[DATA FOR REVIEW]:

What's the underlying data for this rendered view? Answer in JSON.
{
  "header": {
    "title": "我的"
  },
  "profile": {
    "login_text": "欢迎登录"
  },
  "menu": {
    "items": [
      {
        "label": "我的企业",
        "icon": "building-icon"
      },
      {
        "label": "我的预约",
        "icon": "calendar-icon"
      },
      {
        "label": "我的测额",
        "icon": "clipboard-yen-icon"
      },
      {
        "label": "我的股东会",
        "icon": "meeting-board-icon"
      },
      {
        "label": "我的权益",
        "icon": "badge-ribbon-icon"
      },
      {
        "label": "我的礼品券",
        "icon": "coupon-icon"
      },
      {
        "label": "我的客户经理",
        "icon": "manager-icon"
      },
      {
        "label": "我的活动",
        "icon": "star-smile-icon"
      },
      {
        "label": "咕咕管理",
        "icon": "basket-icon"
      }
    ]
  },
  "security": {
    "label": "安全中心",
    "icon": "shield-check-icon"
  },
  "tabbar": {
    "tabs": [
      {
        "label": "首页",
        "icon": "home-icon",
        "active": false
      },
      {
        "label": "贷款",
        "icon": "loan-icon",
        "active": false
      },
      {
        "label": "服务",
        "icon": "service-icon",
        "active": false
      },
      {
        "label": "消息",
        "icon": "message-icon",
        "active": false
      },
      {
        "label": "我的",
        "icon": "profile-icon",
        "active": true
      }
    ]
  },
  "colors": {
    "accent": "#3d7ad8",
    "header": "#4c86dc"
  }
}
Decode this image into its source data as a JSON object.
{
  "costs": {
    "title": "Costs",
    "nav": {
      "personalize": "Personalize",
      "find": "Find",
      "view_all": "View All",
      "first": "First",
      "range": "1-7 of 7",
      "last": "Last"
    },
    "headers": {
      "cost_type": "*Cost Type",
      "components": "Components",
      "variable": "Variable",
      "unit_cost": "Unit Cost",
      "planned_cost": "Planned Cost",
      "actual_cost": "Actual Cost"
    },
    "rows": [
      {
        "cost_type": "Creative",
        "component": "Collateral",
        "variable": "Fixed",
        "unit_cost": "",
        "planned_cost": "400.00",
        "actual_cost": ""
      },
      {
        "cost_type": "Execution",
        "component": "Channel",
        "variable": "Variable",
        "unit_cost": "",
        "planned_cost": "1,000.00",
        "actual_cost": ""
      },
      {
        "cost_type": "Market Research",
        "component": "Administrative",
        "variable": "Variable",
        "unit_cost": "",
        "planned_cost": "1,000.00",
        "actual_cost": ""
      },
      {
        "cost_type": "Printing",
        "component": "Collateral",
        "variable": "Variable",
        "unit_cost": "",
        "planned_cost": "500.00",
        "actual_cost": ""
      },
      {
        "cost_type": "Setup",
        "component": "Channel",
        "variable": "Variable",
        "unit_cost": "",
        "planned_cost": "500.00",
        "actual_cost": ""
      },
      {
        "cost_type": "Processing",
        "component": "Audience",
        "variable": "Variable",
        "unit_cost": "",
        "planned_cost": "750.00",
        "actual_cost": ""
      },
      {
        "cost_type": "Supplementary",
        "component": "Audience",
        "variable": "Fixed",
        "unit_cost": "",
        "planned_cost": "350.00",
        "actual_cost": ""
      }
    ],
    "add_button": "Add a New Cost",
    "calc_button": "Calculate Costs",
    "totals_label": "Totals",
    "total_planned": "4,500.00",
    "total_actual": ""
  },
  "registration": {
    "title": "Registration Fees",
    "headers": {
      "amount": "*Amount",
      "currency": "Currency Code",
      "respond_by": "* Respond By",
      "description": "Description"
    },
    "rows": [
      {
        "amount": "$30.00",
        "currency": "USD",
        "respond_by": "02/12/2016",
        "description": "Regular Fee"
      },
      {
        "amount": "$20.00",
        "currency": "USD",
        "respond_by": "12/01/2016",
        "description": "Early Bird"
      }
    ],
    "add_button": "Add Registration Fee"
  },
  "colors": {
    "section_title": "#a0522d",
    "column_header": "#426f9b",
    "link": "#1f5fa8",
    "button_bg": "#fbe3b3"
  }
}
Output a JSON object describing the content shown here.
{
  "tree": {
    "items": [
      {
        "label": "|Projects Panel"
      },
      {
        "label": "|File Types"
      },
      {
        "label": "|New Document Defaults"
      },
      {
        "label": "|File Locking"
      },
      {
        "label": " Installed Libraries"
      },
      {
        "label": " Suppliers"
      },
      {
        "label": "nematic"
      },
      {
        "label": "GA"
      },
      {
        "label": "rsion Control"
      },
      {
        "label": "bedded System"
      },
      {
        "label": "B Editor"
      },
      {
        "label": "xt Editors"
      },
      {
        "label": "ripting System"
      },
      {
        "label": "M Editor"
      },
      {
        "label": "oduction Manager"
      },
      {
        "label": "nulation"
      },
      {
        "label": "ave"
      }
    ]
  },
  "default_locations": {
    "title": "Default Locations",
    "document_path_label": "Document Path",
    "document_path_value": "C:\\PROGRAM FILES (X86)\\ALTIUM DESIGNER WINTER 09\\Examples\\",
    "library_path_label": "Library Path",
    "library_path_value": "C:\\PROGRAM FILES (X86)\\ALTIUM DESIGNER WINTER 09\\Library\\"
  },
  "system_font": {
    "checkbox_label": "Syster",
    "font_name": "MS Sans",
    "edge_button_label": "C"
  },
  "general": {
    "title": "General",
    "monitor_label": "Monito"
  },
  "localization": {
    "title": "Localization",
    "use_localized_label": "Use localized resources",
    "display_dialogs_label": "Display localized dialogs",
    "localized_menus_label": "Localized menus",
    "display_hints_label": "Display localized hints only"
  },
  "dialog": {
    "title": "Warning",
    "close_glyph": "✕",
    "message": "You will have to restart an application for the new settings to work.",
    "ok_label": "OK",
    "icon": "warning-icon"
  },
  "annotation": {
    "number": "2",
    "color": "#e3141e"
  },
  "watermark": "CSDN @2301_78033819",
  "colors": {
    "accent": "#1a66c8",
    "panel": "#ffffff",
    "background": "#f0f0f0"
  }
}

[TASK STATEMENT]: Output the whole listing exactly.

[WRITTEN RESPONSE]:
What's the underlying data for this rendered view? Answer in JSON.
{
  "header": {
    "title": "我的"
  },
  "profile": {
    "login_text": "欢迎登录"
  },
  "menu": {
    "items": [
      {
        "label": "我的企业",
        "icon": "building-icon"
      },
      {
        "label": "我的预约",
        "icon": "calendar-icon"
      },
      {
        "label": "我的测额",
        "icon": "clipboard-yen-icon"
      },
      {
        "label": "我的股东会",
        "icon": "meeting-board-icon"
      },
      {
        "label": "我的权益",
        "icon": "badge-ribbon-icon"
      },
      {
        "label": "我的礼品券",
        "icon": "coupon-icon"
      },
      {
        "label": "我的客户经理",
        "icon": "manager-icon"
      },
      {
        "label": "我的活动",
        "icon": "star-smile-icon"
      },
      {
        "label": "咕咕管理",
        "icon": "basket-icon"
      }
    ]
  },
  "security": {
    "label": "安全中心",
    "icon": "shield-check-icon"
  },
  "tabbar": {
    "tabs": [
      {
        "label": "首页",
        "icon": "home-icon",
        "active": false
      },
      {
        "label": "贷款",
        "icon": "loan-icon",
        "active": false
      },
      {
        "label": "服务",
        "icon": "service-icon",
        "active": false
      },
      {
        "label": "消息",
        "icon": "message-icon",
        "active": false
      },
      {
        "label": "我的",
        "icon": "profile-icon",
        "active": true
      }
    ]
  },
  "colors": {
    "accent": "#3d7ad8",
    "header": "#4c86dc"
  }
}
Decode this image into its source data as a JSON object.
{
  "costs": {
    "title": "Costs",
    "nav": {
      "personalize": "Personalize",
      "find": "Find",
      "view_all": "View All",
      "first": "First",
      "range": "1-7 of 7",
      "last": "Last"
    },
    "headers": {
      "cost_type": "*Cost Type",
      "components": "Components",
      "variable": "Variable",
      "unit_cost": "Unit Cost",
      "planned_cost": "Planned Cost",
      "actual_cost": "Actual Cost"
    },
    "rows": [
      {
        "cost_type": "Creative",
        "component": "Collateral",
        "variable": "Fixed",
        "unit_cost": "",
        "planned_cost": "400.00",
        "actual_cost": ""
      },
      {
        "cost_type": "Execution",
        "component": "Channel",
        "variable": "Variable",
        "unit_cost": "",
        "planned_cost": "1,000.00",
        "actual_cost": ""
      },
      {
        "cost_type": "Market Research",
        "component": "Administrative",
        "variable": "Variable",
        "unit_cost": "",
        "planned_cost": "1,000.00",
        "actual_cost": ""
      },
      {
        "cost_type": "Printing",
        "component": "Collateral",
        "variable": "Variable",
        "unit_cost": "",
        "planned_cost": "500.00",
        "actual_cost": ""
      },
      {
        "cost_type": "Setup",
        "component": "Channel",
        "variable": "Variable",
        "unit_cost": "",
        "planned_cost": "500.00",
        "actual_cost": ""
      },
      {
        "cost_type": "Processing",
        "component": "Audience",
        "variable": "Variable",
        "unit_cost": "",
        "planned_cost": "750.00",
        "actual_cost": ""
      },
      {
        "cost_type": "Supplementary",
        "component": "Audience",
        "variable": "Fixed",
        "unit_cost": "",
        "planned_cost": "350.00",
        "actual_cost": ""
      }
    ],
    "add_button": "Add a New Cost",
    "calc_button": "Calculate Costs",
    "totals_label": "Totals",
    "total_planned": "4,500.00",
    "total_actual": ""
  },
  "registration": {
    "title": "Registration Fees",
    "headers": {
      "amount": "*Amount",
      "currency": "Currency Code",
      "respond_by": "* Respond By",
      "description": "Description"
    },
    "rows": [
      {
        "amount": "$30.00",
        "currency": "USD",
        "respond_by": "02/12/2016",
        "description": "Regular Fee"
      },
      {
        "amount": "$20.00",
        "currency": "USD",
        "respond_by": "12/01/2016",
        "description": "Early Bird"
      }
    ],
    "add_button": "Add Registration Fee"
  },
  "colors": {
    "section_title": "#a0522d",
    "column_header": "#426f9b",
    "link": "#1f5fa8",
    "button_bg": "#fbe3b3"
  }
}
Output a JSON object describing the content shown here.
{
  "tree": {
    "items": [
      {
        "label": "|Projects Panel"
      },
      {
        "label": "|File Types"
      },
      {
        "label": "|New Document Defaults"
      },
      {
        "label": "|File Locking"
      },
      {
        "label": " Installed Libraries"
      },
      {
        "label": " Suppliers"
      },
      {
        "label": "nematic"
      },
      {
        "label": "GA"
      },
      {
        "label": "rsion Control"
      },
      {
        "label": "bedded System"
      },
      {
        "label": "B Editor"
      },
      {
        "label": "xt Editors"
      },
      {
        "label": "ripting System"
      },
      {
        "label": "M Editor"
      },
      {
        "label": "oduction Manager"
      },
      {
        "label": "nulation"
      },
      {
        "label": "ave"
      }
    ]
  },
  "default_locations": {
    "title": "Default Locations",
    "document_path_label": "Document Path",
    "document_path_value": "C:\\PROGRAM FILES (X86)\\ALTIUM DESIGNER WINTER 09\\Examples\\",
    "library_path_label": "Library Path",
    "library_path_value": "C:\\PROGRAM FILES (X86)\\ALTIUM DESIGNER WINTER 09\\Library\\"
  },
  "system_font": {
    "checkbox_label": "Syster",
    "font_name": "MS Sans",
    "edge_button_label": "C"
  },
  "general": {
    "title": "General",
    "monitor_label": "Monito"
  },
  "localization": {
    "title": "Localization",
    "use_localized_label": "Use localized resources",
    "display_dialogs_label": "Display localized dialogs",
    "localized_menus_label": "Localized menus",
    "display_hints_label": "Display localized hints only"
  },
  "dialog": {
    "title": "Warning",
    "close_glyph": "✕",
    "message": "You will have to restart an application for the new settings to work.",
    "ok_label": "OK",
    "icon": "warning-icon"
  },
  "annotation": {
    "number": "2",
    "color": "#e3141e"
  },
  "watermark": "CSDN @2301_78033819",
  "colors": {
    "accent": "#1a66c8",
    "panel": "#ffffff",
    "background": "#f0f0f0"
  }
}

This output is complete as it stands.